I will post several recipes that feature our plump purple friend.

Hoda's Spicy Eggplant Dip

eggplant sliced
eggplant sliced
  • 1 large organic Eggplant, peeled in zebra stripes
  • 3 cloves Garlic, minced
  • 2 Tbs. organic Cilantro, chopped
  • 1 small Chili pepper, seeded and minced
  • 2 Tbs. Coconut oil
  • 1/2 c. Green tTa or hot Water
  • 1/2 tsp. Stevia or 1 tsp. Xylitol
  • 1/2 tsp. Black pepper
  • 2 tsp. Sesame oil

Garnish

  • 2 Tbs. organic Cilantro, chopped
  • 2 Tbs. organic ripe Tomato, chopped

Slice eggplant lengthwise into 1/2" slices.  sprinkle each with salt and stack. Put on doubled paper towels, placing a heavy pan on top to press down. Wait 10 minutes.

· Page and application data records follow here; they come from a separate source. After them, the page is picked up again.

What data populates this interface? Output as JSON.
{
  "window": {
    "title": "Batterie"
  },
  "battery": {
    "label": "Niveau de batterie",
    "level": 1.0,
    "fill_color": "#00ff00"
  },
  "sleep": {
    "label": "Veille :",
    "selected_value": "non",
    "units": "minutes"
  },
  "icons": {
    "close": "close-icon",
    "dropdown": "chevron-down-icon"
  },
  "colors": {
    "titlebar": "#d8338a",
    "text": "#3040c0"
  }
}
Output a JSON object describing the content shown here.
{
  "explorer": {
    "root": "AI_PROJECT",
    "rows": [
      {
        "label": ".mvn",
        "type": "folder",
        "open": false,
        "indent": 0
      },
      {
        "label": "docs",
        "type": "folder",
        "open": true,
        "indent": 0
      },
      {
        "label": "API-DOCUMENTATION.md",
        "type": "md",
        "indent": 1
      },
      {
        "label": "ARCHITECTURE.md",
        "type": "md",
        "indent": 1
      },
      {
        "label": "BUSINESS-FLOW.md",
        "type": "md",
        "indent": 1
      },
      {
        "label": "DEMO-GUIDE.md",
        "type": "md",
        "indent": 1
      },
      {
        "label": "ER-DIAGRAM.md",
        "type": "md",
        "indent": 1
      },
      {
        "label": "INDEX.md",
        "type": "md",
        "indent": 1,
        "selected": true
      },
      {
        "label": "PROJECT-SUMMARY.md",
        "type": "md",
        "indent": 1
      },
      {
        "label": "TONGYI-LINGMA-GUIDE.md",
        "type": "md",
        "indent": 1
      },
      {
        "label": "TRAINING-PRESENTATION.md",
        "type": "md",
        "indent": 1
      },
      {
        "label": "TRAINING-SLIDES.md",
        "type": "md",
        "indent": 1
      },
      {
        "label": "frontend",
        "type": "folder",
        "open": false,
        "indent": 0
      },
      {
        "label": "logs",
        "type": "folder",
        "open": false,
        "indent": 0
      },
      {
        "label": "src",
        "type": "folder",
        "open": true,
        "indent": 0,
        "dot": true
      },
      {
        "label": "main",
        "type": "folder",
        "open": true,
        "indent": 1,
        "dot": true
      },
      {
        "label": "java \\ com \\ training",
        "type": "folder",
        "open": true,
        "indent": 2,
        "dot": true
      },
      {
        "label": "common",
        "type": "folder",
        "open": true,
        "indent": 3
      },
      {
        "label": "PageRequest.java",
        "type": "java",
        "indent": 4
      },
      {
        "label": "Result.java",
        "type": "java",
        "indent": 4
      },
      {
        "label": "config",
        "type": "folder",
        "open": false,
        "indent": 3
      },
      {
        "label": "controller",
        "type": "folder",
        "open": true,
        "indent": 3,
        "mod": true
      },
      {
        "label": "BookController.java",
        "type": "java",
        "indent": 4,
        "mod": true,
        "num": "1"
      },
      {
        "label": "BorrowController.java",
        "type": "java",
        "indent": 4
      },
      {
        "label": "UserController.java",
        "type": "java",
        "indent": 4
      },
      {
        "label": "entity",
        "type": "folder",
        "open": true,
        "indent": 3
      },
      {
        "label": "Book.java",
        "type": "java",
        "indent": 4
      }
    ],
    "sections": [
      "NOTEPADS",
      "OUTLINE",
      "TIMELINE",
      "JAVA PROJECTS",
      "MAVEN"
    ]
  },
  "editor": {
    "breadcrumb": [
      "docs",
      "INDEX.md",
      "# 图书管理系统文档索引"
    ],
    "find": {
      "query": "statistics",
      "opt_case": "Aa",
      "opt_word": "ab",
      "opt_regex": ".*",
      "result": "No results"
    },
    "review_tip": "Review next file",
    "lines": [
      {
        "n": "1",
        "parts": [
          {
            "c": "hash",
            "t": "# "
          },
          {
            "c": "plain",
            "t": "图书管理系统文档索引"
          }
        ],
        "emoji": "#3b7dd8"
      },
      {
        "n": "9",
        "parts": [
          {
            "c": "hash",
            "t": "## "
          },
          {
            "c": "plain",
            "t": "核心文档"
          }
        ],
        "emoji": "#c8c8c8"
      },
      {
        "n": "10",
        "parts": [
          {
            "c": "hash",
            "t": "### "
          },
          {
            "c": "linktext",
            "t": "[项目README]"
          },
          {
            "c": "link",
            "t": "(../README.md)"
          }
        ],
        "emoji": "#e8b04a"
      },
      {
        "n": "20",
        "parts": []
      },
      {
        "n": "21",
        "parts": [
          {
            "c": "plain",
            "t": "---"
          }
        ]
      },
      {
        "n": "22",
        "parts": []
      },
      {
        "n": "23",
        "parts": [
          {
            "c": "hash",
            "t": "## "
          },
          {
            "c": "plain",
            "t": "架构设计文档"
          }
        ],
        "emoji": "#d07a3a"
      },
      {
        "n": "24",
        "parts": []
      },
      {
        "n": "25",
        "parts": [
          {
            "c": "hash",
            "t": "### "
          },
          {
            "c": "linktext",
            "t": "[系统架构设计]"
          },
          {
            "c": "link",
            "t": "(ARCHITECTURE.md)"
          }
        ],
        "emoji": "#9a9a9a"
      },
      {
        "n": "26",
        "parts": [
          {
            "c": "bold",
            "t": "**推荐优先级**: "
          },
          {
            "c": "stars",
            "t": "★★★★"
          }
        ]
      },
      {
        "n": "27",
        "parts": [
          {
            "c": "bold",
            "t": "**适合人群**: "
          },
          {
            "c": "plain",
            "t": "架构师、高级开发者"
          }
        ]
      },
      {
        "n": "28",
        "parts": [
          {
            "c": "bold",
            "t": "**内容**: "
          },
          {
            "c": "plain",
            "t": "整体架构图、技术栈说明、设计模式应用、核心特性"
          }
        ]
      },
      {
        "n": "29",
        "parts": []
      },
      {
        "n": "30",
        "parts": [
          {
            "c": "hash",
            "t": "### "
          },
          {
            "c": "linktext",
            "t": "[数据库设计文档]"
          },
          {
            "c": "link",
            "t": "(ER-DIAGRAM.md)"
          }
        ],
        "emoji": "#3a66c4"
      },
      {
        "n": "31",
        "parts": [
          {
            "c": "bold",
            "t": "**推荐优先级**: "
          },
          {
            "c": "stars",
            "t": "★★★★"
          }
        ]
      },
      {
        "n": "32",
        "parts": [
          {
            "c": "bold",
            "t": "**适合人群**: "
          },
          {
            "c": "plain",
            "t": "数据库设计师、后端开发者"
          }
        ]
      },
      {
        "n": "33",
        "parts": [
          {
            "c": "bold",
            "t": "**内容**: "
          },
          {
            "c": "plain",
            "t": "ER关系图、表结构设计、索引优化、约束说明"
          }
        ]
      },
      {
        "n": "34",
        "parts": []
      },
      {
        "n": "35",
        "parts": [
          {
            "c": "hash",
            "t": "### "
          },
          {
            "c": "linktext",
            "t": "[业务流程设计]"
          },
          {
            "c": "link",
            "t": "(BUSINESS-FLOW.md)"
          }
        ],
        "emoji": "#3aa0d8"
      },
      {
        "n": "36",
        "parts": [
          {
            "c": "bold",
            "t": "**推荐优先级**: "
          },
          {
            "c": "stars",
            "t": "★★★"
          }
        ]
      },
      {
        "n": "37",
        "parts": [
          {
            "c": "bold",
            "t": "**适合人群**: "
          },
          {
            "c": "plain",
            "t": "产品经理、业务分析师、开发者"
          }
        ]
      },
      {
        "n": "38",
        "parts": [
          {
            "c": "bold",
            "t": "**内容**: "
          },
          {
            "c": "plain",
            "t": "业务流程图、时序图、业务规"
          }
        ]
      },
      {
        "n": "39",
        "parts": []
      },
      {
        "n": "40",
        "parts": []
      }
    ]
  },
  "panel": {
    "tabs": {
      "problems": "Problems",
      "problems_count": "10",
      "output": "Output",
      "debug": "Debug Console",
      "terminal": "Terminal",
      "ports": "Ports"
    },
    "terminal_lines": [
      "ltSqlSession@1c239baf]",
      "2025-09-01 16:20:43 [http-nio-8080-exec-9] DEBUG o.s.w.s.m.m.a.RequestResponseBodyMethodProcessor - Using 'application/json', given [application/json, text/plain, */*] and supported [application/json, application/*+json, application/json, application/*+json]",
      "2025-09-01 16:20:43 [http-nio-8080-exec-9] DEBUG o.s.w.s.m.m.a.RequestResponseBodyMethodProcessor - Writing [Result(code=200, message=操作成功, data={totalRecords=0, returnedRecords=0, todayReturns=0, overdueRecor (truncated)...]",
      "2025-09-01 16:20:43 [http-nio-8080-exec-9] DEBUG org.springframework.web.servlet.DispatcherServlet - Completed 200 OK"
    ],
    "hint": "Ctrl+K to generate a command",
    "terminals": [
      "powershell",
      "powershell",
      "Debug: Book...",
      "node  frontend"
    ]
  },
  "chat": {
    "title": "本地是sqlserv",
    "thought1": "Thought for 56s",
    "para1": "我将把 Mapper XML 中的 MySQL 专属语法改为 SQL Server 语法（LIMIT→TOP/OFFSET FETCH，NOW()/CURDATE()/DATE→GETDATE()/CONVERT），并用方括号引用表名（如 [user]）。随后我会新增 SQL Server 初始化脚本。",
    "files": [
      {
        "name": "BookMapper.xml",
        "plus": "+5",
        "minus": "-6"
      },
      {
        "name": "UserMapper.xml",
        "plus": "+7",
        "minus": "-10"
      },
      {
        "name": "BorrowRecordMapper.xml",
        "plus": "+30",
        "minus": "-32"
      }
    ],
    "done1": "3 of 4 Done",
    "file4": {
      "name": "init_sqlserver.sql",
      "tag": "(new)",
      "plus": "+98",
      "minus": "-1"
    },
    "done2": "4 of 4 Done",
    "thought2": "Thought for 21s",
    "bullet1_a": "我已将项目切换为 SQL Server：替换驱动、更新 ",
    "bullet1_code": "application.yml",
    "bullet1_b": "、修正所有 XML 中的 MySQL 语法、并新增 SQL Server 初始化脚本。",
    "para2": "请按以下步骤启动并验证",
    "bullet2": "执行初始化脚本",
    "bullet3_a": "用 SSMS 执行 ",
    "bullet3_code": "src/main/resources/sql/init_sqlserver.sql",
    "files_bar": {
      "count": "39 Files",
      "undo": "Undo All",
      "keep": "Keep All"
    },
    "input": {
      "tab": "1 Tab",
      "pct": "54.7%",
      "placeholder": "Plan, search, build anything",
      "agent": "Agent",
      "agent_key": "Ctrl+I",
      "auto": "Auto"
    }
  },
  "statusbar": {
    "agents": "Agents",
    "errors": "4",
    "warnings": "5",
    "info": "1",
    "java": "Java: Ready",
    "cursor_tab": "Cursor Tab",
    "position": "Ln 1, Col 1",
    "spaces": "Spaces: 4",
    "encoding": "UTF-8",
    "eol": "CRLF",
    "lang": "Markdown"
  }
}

Eggplant slices will leach water. Using fresh (unbleached) paper towels, press slices dry and cut into strips then dice.

Place a saucepan over medium heat and add 1 Tbs.  of the coconut oil.  Wait 1 minute. Add garlic and cilantro and saute for 2-3 minutes, stirring occasionally. Add chili pepper, eggplant and remaining 1 Tbs. coconut oil.  Cook, stirring frequently, until eggplant is wilted and brown. Add water, Stevia and pepper.  Cover and cook for 20 minutes on medium low.

Add sesame oil, stir well, cover and cook for additional 10 minutes.

Eggplant dip2
Eggplant dip2

Spoon into bowl and sprinkle with chopped cilantro and tomatoes.  Serve warm or at room temperature with toasted whole-wheat pita bread chips.

~ To  Your Health! ♥